You are here: Home » Economy & Policy » News
Business Standard

Long term training improves financial literacy among rural women: IIM-A study

The study states that while the effectiveness of training is high for financial knowledge and financial behavior, it is only marginal for financial attitude

Vinay Umarji  |  Ahmedabad 

While training is effective in improving financial literacy in the long-term (18 months), the effectiveness varies across the three dimensions of financial literacy viz., financial knowledge, financial behaviour and financial attitude, says a study by the Indian Institute of Management, Ahmedabad (IIM-A). The study states that while the effectiveness of training is high for financial knowledge and financial behavior, it is only marginal for financial attitude. The study confirms the value of training for the most disadvantaged segment. Women with low level of family income and low level of education benefit significantly from the training imparted.

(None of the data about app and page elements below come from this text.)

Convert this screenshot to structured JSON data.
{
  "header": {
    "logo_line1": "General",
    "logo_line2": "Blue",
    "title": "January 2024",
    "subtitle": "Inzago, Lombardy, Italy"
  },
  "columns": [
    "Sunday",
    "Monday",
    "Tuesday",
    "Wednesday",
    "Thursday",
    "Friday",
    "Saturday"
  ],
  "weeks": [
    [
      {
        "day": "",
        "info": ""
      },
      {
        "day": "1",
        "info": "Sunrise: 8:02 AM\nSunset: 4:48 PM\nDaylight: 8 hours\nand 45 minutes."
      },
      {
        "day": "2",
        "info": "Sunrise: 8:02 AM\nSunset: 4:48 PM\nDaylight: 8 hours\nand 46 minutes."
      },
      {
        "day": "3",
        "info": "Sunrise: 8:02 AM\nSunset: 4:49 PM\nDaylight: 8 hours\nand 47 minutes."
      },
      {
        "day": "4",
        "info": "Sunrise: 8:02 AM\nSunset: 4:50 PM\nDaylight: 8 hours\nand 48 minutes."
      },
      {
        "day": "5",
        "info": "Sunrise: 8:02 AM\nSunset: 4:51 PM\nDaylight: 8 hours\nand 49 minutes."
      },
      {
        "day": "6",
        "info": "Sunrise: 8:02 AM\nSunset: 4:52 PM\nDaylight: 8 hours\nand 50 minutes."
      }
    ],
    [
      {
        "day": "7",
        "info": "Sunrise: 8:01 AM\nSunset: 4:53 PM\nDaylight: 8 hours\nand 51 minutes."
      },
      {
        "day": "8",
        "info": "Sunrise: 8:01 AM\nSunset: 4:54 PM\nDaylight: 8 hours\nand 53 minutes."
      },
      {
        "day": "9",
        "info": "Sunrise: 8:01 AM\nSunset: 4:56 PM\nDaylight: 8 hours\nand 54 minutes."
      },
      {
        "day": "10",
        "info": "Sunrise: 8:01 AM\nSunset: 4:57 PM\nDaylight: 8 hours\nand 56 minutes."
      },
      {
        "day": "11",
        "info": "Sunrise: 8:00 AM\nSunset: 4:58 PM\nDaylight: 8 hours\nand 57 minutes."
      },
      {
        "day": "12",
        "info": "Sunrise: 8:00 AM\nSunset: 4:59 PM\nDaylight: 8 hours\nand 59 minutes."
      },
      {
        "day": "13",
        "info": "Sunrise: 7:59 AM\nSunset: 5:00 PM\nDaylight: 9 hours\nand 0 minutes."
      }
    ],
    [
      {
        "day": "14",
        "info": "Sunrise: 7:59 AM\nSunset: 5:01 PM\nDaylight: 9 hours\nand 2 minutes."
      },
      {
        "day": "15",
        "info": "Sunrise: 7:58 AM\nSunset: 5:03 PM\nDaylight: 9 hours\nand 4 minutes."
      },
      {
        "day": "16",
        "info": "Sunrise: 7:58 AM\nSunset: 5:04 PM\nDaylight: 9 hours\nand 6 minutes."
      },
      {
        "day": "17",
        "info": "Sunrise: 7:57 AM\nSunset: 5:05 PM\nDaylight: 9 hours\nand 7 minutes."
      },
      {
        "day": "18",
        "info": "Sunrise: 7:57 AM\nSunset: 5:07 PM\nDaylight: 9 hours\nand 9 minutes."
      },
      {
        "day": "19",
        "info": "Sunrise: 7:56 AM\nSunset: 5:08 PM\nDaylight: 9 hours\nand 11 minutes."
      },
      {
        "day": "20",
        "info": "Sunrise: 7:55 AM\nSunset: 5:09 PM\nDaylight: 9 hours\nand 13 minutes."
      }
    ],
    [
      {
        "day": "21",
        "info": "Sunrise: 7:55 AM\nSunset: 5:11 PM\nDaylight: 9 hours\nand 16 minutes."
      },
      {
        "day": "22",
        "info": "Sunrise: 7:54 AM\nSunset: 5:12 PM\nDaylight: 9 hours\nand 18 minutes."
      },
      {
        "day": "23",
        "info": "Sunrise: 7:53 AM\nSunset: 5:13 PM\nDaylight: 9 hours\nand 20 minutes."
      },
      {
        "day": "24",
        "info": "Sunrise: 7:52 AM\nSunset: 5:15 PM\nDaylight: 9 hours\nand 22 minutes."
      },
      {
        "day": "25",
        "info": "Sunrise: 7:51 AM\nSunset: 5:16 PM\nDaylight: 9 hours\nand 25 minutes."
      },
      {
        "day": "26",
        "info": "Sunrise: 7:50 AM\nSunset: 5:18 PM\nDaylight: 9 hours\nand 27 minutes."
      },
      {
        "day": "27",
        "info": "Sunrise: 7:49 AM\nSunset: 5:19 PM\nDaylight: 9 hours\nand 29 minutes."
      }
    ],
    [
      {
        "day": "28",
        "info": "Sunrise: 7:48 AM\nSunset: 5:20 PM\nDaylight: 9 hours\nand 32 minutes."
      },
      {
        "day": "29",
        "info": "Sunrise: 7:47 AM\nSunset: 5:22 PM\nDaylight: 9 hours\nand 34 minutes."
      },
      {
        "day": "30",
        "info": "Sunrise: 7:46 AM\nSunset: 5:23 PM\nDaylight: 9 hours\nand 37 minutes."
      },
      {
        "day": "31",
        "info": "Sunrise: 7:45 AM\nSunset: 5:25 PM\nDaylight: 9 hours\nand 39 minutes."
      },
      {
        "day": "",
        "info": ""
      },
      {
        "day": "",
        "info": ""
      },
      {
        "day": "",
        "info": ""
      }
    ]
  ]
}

Titled 'Effectiveness of Financial Literacy Interventions in Improving Financial Literacy among Rural Women in North India', the study has been conducted by four IIM-A faculty members including Sobhesh Kumar Agarwalla, Samir K. Barua, Joshy Jacob, and Jayanth R. Varma, with financial support from Citi Foundation.

"Training is effective in improving financial literacy in the long-term (18 months). However, the effectiveness varies across the three dimensions of financial literacy. While the effectiveness is high for financial knowledge and financial behavior, it is only marginal for financial attitude. Training is effective in improving financial literacy in the short-term (1-3 months). The effectiveness is the highest for financial knowledge and the least for financial attitude," the study stated while adding that there is a significant decline in financial knowledge and financial behavior over time.

In case of financial attitude, the long term retention of learning is not statistically significant. The decline over time of financial literacy points to the need for refresher courses to enhance retention of learning in the long-term. Such courses ought to be based on sharing of experiences of participants in applying some of the learning from the programs.

Other findings of the study included that the use of alternate techniques such as movies and games in the training programs does not have a significant impact on financial literacy. This is because the positive influence of games on financial behavior and financial knowledge is accompanied with negative influence on financial attitude.

Dear Reader,


Business Standard has always strived hard to provide up-to-date information and commentary on developments that are of interest to you and have wider political and economic implications for the country and the world. Your encouragement and constant feedback on how to improve our offering have only made our resolve and commitment to these ideals stronger. Even during these difficult times arising out of Covid-19, we continue to remain committed to keeping you informed and updated with credible news, authoritative views and incisive commentary on topical issues of relevance.
We, however, have a request.

As we battle the economic impact of the pandemic, we need your support even more, so that we can continue to offer you more quality content. Our subscription model has seen an encouraging response from many of you, who have subscribed to our online content. More subscription to our online content can only help us achieve the goals of offering you even better and more relevant content. We believe in free, fair and credible journalism. Your support through more subscriptions can help us practise the journalism to which we are committed.

Support quality journalism and subscribe to Business Standard.

Digital Editor

First Published: Sun, November 02 2014. 20:57 IST
RECOMMENDED FOR YOU
.